From Longman Dictionary of Contemporary Englishleisurelei‧sure /ˈleʒə $ ˈliːʒər/ ●●○ W3 noun [uncountable] 1 ENJOY/LIKE DOING somethingtime when you are not working or studying and can relax and do things you enjoy Most people now enjoy shorter working hours and more leisure time. Watching television is now the nation’s most popular leisure activity. The hotel offers various leisure facilities such as a swimming pool and sauna.
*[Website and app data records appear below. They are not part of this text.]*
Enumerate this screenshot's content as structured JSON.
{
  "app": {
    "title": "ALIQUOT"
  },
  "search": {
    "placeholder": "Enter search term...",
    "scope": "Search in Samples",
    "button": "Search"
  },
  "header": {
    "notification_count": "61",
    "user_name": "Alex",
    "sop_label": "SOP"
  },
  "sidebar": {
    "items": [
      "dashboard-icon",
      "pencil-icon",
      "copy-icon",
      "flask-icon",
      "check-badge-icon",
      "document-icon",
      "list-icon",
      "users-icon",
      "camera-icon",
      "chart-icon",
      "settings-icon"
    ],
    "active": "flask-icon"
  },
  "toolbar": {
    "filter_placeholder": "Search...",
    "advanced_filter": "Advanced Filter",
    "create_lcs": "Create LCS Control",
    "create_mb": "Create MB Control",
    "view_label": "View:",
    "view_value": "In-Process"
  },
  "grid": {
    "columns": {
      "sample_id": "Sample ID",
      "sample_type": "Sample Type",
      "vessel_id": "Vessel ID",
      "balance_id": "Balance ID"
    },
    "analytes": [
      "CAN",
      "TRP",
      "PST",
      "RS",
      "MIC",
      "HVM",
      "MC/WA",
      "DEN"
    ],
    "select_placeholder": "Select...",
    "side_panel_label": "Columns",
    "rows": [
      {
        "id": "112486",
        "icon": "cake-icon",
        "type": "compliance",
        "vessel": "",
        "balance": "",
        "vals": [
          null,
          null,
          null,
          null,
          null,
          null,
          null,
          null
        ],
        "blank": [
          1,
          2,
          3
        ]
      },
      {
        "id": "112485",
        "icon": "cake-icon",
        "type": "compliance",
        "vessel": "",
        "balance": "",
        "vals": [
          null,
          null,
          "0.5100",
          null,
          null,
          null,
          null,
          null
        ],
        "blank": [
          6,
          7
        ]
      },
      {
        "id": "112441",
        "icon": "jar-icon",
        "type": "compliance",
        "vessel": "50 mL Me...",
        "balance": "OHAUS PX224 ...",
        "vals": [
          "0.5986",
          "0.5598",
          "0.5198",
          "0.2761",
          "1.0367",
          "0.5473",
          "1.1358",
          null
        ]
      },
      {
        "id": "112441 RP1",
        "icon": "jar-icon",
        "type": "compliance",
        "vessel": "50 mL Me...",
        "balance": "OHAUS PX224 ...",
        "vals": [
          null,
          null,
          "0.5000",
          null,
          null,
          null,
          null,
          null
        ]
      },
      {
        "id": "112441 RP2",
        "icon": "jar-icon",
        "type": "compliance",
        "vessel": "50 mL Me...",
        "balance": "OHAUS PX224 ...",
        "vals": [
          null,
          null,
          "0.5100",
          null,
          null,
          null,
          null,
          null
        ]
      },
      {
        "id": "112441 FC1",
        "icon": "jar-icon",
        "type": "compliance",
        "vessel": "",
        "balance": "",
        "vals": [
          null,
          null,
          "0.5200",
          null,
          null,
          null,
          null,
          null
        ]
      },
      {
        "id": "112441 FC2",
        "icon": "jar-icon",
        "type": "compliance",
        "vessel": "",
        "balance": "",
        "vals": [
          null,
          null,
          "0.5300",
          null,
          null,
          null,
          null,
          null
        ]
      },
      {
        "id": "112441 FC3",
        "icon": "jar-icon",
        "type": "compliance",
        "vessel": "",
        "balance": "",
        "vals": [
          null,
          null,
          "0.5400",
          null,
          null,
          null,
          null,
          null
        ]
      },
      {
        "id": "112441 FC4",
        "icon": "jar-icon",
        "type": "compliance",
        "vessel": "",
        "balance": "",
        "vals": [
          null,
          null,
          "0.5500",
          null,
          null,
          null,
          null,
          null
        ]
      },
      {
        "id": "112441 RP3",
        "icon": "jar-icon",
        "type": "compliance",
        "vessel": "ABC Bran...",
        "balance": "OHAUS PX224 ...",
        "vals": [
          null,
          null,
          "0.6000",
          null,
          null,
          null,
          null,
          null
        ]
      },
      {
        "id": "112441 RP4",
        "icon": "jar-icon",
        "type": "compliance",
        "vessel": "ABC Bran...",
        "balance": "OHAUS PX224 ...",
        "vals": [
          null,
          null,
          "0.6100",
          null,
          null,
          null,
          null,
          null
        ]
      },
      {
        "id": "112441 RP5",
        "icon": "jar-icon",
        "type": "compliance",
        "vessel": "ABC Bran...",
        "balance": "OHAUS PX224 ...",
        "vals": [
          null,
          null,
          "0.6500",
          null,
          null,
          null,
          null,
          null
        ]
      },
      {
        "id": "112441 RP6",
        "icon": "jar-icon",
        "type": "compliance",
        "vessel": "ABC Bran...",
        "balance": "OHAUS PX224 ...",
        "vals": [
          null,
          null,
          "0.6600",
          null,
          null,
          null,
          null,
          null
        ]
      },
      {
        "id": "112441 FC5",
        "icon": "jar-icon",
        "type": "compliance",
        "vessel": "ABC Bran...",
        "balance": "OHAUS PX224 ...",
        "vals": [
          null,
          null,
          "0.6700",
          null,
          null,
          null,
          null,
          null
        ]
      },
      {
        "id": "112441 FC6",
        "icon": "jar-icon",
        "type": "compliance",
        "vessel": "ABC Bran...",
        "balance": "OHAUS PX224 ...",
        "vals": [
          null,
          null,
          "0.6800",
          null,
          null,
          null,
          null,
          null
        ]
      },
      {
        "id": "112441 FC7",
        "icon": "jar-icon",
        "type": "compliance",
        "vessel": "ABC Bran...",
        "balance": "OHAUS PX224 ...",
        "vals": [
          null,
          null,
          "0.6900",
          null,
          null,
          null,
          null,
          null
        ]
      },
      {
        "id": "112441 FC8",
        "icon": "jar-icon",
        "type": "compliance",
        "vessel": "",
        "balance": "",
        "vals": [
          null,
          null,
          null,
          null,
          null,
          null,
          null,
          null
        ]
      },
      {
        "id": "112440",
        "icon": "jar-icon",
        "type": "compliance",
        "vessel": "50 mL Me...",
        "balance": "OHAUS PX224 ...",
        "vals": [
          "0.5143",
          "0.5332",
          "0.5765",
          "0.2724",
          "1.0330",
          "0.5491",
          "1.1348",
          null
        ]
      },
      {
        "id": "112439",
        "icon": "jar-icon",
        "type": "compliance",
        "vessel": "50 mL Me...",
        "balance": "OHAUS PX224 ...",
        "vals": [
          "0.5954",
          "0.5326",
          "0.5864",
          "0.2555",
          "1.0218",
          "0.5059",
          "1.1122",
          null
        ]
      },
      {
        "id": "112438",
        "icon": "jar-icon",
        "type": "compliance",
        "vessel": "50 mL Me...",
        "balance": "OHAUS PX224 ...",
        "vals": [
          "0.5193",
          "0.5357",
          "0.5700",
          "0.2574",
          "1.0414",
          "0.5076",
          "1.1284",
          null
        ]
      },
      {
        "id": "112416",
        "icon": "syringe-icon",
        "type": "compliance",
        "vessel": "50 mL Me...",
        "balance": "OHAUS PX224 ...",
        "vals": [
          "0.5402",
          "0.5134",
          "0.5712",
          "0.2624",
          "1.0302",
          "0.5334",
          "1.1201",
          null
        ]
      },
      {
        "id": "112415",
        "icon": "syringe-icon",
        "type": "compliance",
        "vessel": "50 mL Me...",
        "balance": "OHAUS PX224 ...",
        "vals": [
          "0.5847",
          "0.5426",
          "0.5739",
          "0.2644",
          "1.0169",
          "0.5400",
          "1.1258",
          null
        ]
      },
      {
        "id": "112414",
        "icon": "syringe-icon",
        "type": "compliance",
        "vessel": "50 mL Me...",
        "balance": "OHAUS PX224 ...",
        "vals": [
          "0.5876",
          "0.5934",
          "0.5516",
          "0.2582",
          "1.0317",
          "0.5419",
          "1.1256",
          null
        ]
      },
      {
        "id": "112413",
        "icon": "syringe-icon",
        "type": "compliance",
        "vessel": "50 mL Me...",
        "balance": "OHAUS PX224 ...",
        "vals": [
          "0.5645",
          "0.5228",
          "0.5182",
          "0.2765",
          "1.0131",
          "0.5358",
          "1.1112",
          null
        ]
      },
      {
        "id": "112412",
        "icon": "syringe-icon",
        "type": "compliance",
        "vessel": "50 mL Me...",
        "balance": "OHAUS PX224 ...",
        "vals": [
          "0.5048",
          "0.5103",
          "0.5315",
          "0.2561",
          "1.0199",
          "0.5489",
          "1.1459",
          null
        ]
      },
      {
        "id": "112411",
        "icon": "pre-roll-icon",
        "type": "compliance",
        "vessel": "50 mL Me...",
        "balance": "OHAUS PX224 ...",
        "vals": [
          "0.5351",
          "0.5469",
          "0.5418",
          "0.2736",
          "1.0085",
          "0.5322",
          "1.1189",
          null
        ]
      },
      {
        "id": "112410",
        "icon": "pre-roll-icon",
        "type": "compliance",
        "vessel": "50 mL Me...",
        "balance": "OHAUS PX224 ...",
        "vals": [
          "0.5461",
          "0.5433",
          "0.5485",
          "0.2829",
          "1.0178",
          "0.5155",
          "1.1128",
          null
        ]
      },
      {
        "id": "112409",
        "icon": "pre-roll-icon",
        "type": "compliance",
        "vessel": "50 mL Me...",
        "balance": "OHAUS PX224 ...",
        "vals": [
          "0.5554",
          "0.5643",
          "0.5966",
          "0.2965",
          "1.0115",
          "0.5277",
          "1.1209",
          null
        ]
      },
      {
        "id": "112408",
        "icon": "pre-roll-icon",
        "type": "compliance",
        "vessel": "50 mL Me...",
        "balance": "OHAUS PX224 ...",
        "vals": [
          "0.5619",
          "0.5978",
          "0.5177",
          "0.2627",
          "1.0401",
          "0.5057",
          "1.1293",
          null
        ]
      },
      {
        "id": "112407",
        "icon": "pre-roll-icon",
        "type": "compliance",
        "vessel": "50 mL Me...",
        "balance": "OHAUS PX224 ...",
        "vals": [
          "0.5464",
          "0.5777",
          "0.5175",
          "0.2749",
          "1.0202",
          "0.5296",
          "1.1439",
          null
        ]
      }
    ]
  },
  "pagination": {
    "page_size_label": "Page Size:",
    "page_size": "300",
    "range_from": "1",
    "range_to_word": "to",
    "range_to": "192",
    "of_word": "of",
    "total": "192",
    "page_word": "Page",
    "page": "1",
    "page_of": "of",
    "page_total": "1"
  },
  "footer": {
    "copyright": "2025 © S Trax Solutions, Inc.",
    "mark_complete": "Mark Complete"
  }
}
The leisure industry (=the business of providing leisure activities) is now an important part of the economy.► see thesaurus at fun2 → at (your) leisure3 → gentleman/lady of leisureCOLLOCATIONSleisure + NOUNleisure timeThey spend much of their leisure time with their grandchildren.a leisure activity/interestMany people have little time after work for leisure activities.leisure pursuits formal (=leisure activities)Ask about his hobbies and leisure pursuits.a leisure centre/complex (=a place where you can play sports etc)The local leisure centre has a swimming pool and a sauna.leisure facilities (=different places where you can play sports etc)The leisure facilities in the town are very good.the leisure industry/sectorThe leisure sector has experienced phenomenal growth in recent years.a leisure group (=a group of companies in the leisure industry)The leisure group reported record profits last year.
Examples from the Corpusleisure• leisure activities• Mountaineering, golfing, and fishing were among his leisure pursuits; he was a member of the Yorkshire Anglers' Club.• The reduction in average working hours has led to an increase in leisure time.• Aquasplash is Minehead's new indoor leisure pool opening in May 1992 with all weather fun for everyone.• Your standard of living depends on your income and also on the amount of leisure you have.• A wide range of leisure activities such as swimming, fishing, and sailing are also available.• Other topics on which findings are ambiguous are the effects on leisure activity, crime, and degree of dependence on parents.• The average person who travels for business or leisure probably has an e-mail account.• For clubs in decent pitches though, offices or leisure complexes on part of their land can also provide cash.• She will concentrate on securing and managing opportunities in the retail, leisure, office and industrial sectors.• The reason for their very big standard errors become clearer from the specification of the leisure effects.leisure time• Older people have disposable income and leisure time, key factors in their willingness and ability to buy and use computers.• There is evidence that, in Britain, working time is increasing and leisure time declining.• We can use our increased leisure time, energy and money, to improve life for ourselves and our families.• Increased leisure time is a challenge for older people and most will welcome the challenge.• A lot of people seem to have less leisure time these days.• Research shows that people consistently overestimate the time they spend working and underestimate their leisure time.• This is not a city where people know how to use leisure time.• Eirias Park Spend your leisure time in Eirias Park - the park by the sea.From Longman Business Dictionaryleisurelei‧sure /ˈleʒəˈliːʒər/ noun [uncountable] time when you are not working and can relax and do things you enjoyThe recession and worries about unemployment have hurt spending on leisure activities.Origin leisure (1200-1300) Old French leisir, from leisir “to be allowed”, from Latin licere; LICENSE1